Designed by W. Barton Wright as the standard goods locomotive for the L&Y in 1876, the class eventually numbered 280 examples. No. 957 was one of the final batch of 50 examples, leaving the Beyer Peacock factory, Manchester, in 1887 and survived until withdrawn from British Railways service at Wakefield in May 1959. When taken into LMS stock 957 was renumbered 12044 and became 52044 at nationalisation
The engine became subject to one of the earliest private locomotive purchase schemes established in the country. It was bought outright initially by Mr. Tony Cox and kept at Retford. When Mr. Cox became secretary of the Keighley & Worth Valley Railway he brought the engine to the Worth Valley, arriving in March 1965.

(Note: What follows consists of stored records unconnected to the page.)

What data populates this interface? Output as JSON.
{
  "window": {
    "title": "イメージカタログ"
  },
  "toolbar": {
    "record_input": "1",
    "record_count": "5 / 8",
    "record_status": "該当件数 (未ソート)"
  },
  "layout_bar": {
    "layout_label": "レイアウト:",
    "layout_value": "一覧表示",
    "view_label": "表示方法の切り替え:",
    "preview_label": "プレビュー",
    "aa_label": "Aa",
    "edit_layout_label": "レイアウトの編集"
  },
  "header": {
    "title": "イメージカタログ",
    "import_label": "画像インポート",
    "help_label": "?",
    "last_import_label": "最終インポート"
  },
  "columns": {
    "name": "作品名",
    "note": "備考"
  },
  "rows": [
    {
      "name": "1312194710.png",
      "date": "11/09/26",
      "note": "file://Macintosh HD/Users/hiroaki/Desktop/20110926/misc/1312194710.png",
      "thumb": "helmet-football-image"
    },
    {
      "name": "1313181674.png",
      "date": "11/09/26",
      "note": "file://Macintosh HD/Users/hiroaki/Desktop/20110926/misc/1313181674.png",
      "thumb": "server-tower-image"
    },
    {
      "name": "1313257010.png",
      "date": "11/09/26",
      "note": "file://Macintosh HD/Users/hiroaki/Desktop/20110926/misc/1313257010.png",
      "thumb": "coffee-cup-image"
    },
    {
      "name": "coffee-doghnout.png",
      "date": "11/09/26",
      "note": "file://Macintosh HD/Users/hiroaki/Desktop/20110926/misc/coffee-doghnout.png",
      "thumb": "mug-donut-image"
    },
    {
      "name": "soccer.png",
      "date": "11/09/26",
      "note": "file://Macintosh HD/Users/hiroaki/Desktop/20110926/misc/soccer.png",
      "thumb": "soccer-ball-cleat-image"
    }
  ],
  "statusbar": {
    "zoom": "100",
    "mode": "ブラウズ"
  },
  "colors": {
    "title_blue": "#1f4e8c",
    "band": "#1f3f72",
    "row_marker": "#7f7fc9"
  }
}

The engine has a long list of film and television credits and is probably best known for its appearance in the feature film ‘The Railway Children’ when, in green livery, gained the unofficial name of the ‘Green Dragon’. The engine has also featured in BBC’s ‘Born and Bred’ and the remake of ‘The Hound of the Baskervilles’.

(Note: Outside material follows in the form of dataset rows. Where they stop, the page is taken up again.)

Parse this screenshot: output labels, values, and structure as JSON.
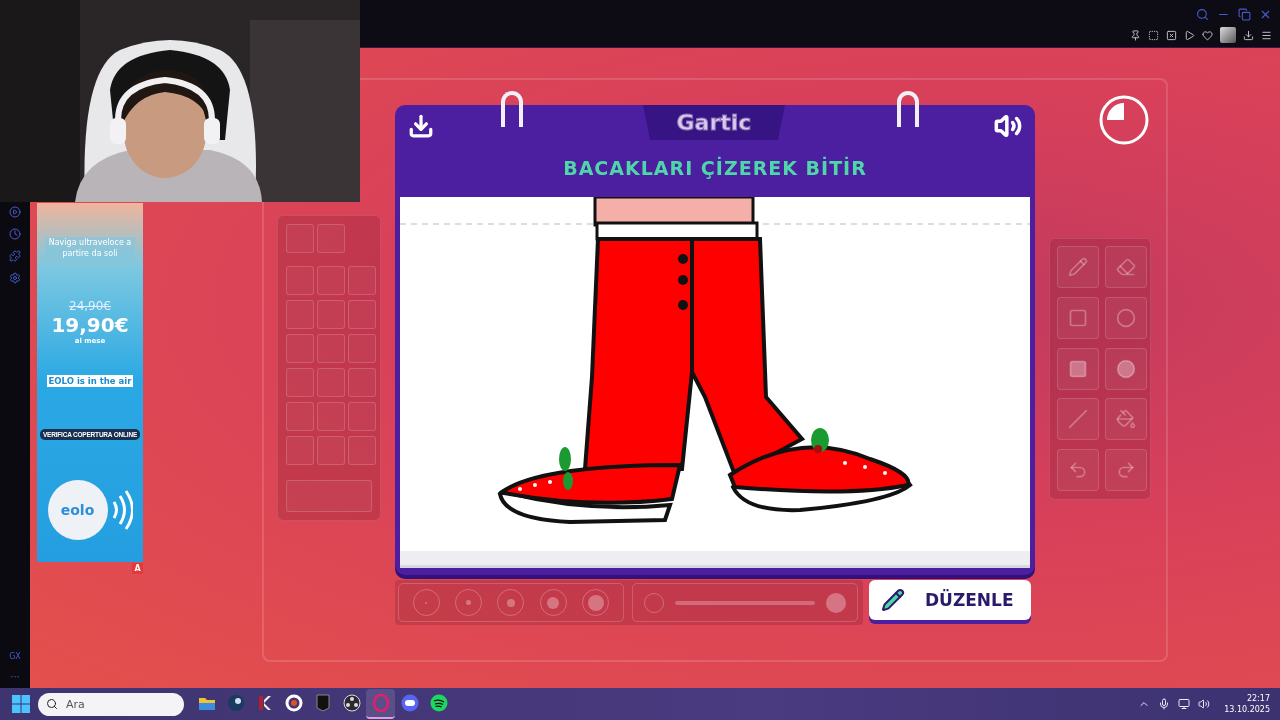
{
  "sidebar": {
    "footer_label": "GX",
    "more": "···"
  },
  "ad": {
    "headline": "Naviga ultraveloce a partire da soli",
    "old_price": "24,90€",
    "price": "19,90€",
    "period": "al mese",
    "slogan": "EOLO is in the air",
    "cta": "VERIFICA COPERTURA ONLINE",
    "logo": "eolo",
    "badge": "A"
  },
  "game": {
    "logo": "Gartic",
    "title": "BACAKLARI ÇİZEREK BİTİR",
    "timer": {
      "level": 0.25
    },
    "action_button": "DÜZENLE"
  },
  "taskbar": {
    "search": {
      "placeholder": "Ara"
    },
    "apps": [
      {
        "kind": "folder",
        "selected": false
      },
      {
        "kind": "steam",
        "selected": false
      },
      {
        "kind": "cross",
        "selected": false
      },
      {
        "kind": "ring",
        "selected": false
      },
      {
        "kind": "shield",
        "selected": false
      },
      {
        "kind": "obs",
        "selected": false
      },
      {
        "kind": "opera",
        "selected": true
      },
      {
        "kind": "chat",
        "selected": false
      },
      {
        "kind": "music",
        "selected": false
      }
    ],
    "time": "22:17",
    "date": "13.10.2025"
  }
}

The engine was taken out of traffic in 1975 and remained sidelined until a bequest came to the locomotive’s rescue. Now owned by the Bowers Trust, the locomotive returned to full working order in 2001 following a £150,000 overhaul. On withdrawal at the expiration of its boiler certificate, 957 was put aside in Haworth shed with a view to a return to active service and is now in the process of renovation by a small dedicated team.